The city of Moorhead already has nearly seven miles of clay levees and close to 10 miles of sandbag dikes to protect against floodwater. Now, the Army Corp of Engineers is adding to that.
"It's not that we don't trust the dikes that are there, we do," said Moorhead Mayor Mark Voxland.
"But it's always the case of, we want to minimize any damage if we have any breach in a dike... We want to be prepared as much as we can for that secondary problem that could occur" the mayor added. "Luckily nothing happened the first time. Hopefully nothing happens this time, but we want to be prepared."
Voxland says more secondary dikes are going up because there's time to do it.
“Luckily nothing happened the first time. Hopefully nothing happens this time, but we want to be prepared.”Moorhead Mayor Mark Voxland
Late last week, the National Weather Service came out with an outlook that shows a 75 percent chance the Red River will crest at 41 feet or higher. Weather officials say there's a one in four chance the river could reach nearly 43 feet or higher.
Compare that to last week's new record high water mark of 40.8 feet.
So now, the city's goal is to raise levees and dikes to 43-and-a-half to 44 feet, where it's possible.
There's a window of opportunity now, according to Moorhead City engineer Bob Zimmerman, that will allow them to get a lot of work done.
"The river is going to continue to recede to about 30 feet on Saturday, at which point it will start to rise again, with the crest projected somewhere in the April 15th to April 22nd time frame," Zimmerman said. "It provides a window of about seven to 10 days to take some additional precautionary measures, given the uncertainty in the forecast numbers."
In some parts of the city, engineers are planning to build a third line of protection.
Later this week, the Minnesota Department of Transportation will help to build additional clay dikes along Eighth St., the main north-south corridor nearest to the Red River.
City crews in Moorhead have begun re-inspecting the miles of sandbag dikes that are the first line of defense, right along the Red River.
The goal is to make sure those dikes have maintained their integrity and that they're still high enough to do the job.
"With the ground thawing, there will be some slumping of those bags, and they might lose an inch or two as those bags start to settle a little bit," said City Manager Mike Redlinger.
"They've been there a long time. They've had water on them once. They will have water on them again, and so that's why we need to make sure that they're good to go, because that's our primary line of defense."
City leaders encouraged people to take a break over the weekend. Mayor Mark Voxland says now, as the city gears up for the second crest, the psychological stress on people is likely to return.
"Everybody for the last week has been saying, 'We beat this thing, it's great.' And now all of the sudden they're ramping up, and I know personally what my feeling has been," Voxland said. "I know that I'm going back into this really tense environment that I don't want to go back into. I really don't. But I know that I don't have a choice."

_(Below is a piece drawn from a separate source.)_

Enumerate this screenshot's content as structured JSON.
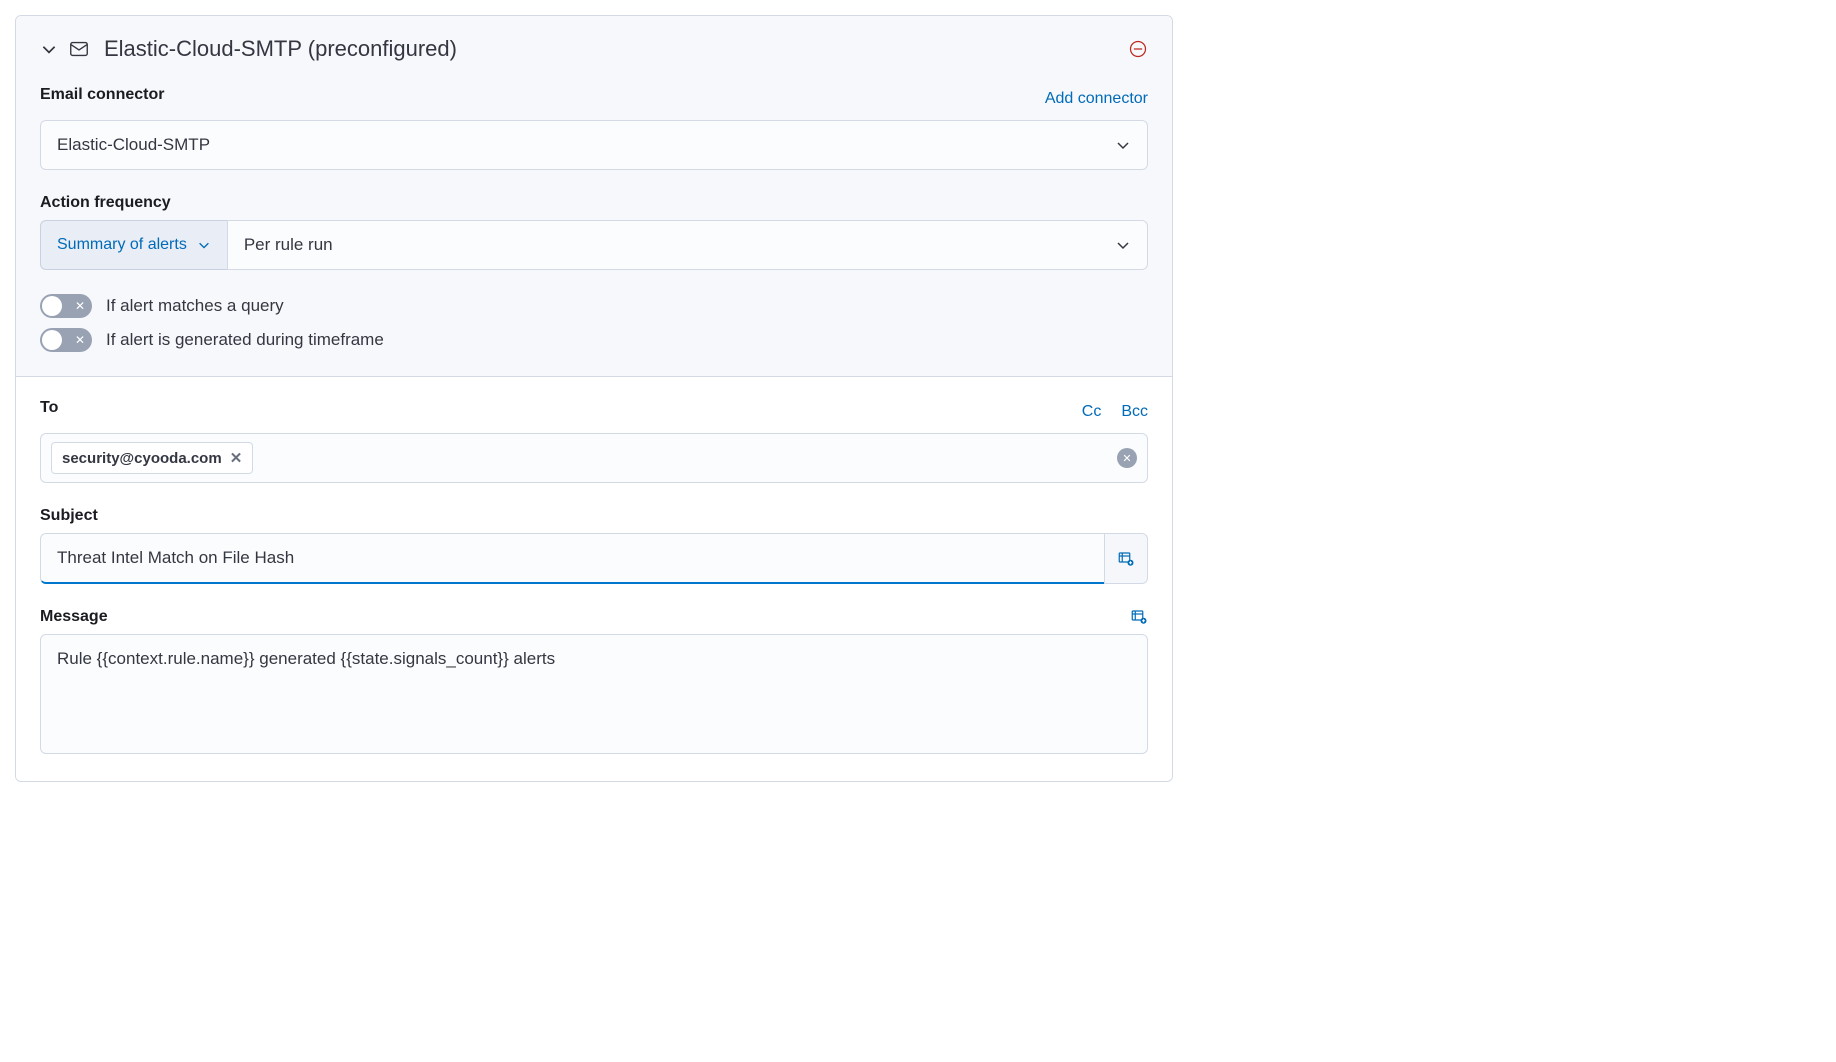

The new dikes going up in Moorhead are only about two feet high. They're not expected to block traffic into neighborhoods along the river.
But people living closest to the river won't have access to their driveways. Those residents are being asked to move their cars further away from the river.